By April Rose Barton
For the past several years, deer hunting has consumed my mind. When I would think about going hunting, visions of a hot thermos of French Vanilla coffee, a bag full of Hot Hands, a beautiful sunrise over the frosty Kentucky ground, and a fantasy of the giant buck I’ve had on my trail cams would shoot through my mind like lightning. However, the past several years, I’ve noticed more and more of another animal on my property. Suddenly, there was an entirely new way to challenge my skills, have fun, and assist in restoring nature’s balance in my area.
Coyote hunting instantly became a favorite pastime for my husband and I. I would describe coyotes as being similar to a wild turkey with a nose! They are very cunning and intelligent. The hunter must be able to stay one step ahead of them at all times, or go home empty handed. Wind direction, the proper camouflage and series of calls for the time of year you are hunting, scent control, and a lot of patience are all factors required to be successful. In Kentucky, coyotes are not considered a game animal. Here there is no bag limit, E-callers are permitted, and for a couple of months they can be hunted at night with lights or even night vision equipment.

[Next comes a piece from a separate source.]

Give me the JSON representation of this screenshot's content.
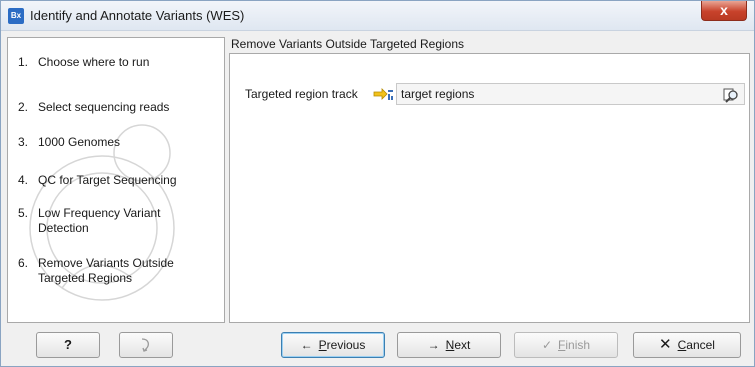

The last successful hunt is one I will not soon forget. I was tired that day and discouraged from a series of recent trips in the field with no luck. Like the past couple times, our first set was unsuccessful. We picked up and moved to a farm that we had a couple of close encounters previously, but couldn’t get the dogs to commit to where I could get a shot. We set up on a pad of round bales of hay that is in the middle of a very large field that provided us with nearly a 360 degree view. The wind was perfect. The Primos Turbo Dogg was set up about 25 yards away. The first call we used was a “Rabbit in Distress” which ran for about 3 minutes. Nothing. After a bit of silence, we switched to the “Coyote in Distress”. In no time, a single coyote come out of the woods into a small drain into the field about 100 yards away. My Sako .243 put him down instantly. We hit the same call once more after my shot, and was able to bring in another coyote just seconds later! My husband took the shot and we had ourselves a double!

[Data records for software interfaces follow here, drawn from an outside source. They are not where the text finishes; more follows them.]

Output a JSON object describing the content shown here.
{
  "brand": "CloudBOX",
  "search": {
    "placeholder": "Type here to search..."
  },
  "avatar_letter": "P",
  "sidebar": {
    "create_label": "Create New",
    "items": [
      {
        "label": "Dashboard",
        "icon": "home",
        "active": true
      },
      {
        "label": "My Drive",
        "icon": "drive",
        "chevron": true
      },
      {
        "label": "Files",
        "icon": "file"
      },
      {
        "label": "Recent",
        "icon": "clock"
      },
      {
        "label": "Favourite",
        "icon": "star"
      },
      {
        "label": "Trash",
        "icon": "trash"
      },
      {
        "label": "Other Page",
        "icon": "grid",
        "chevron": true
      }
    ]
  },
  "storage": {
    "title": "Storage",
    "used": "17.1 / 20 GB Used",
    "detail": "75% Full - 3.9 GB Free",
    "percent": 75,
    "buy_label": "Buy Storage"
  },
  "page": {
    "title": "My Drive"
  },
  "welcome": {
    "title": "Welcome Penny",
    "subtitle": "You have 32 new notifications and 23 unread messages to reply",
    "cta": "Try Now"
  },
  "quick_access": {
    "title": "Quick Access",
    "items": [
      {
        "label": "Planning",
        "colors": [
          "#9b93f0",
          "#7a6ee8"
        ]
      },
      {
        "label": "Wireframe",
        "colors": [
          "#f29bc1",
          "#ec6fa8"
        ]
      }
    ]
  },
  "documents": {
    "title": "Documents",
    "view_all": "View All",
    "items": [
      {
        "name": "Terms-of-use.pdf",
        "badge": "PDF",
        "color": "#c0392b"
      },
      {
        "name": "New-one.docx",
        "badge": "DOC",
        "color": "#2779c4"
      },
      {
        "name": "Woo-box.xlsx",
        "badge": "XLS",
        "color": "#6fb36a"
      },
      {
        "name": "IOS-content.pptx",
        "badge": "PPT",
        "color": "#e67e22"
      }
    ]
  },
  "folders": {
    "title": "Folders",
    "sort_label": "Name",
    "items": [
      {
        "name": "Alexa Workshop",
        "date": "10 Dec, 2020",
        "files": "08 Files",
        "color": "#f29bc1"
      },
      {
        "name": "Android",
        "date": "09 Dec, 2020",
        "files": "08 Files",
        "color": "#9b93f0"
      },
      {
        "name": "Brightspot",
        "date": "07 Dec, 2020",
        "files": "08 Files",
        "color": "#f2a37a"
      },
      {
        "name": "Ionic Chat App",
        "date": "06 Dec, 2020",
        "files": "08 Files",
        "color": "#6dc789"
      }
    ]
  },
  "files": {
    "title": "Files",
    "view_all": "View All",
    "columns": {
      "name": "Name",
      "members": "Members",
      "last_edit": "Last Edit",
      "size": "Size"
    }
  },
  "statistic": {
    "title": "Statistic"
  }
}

Not only is coyote hunting enjoyable, it plays a very important part in conservation. The coyote is the apex predator in our area and a female can have 4 to 7 pups a year. If the numbers are not managed, the many issues of overpopulation will set in. These problems include disease, the overhunting of it’s prey species which include rabbit, squirrel, turkey, and deer, and the increasing chance of them attacking pets and livestock. We know several farmers who have dealt with the loss of calves and unfortunately have a few friends that have lost their pets to a coyote attacks. So if you’ve found yourself in a “rut” in-between deer season and turkey season, grab a good call and get out there and test your skills against an intelligent animal that is used to being the one doing the hunting! You’ll do your area a great service and will have a great time doing it!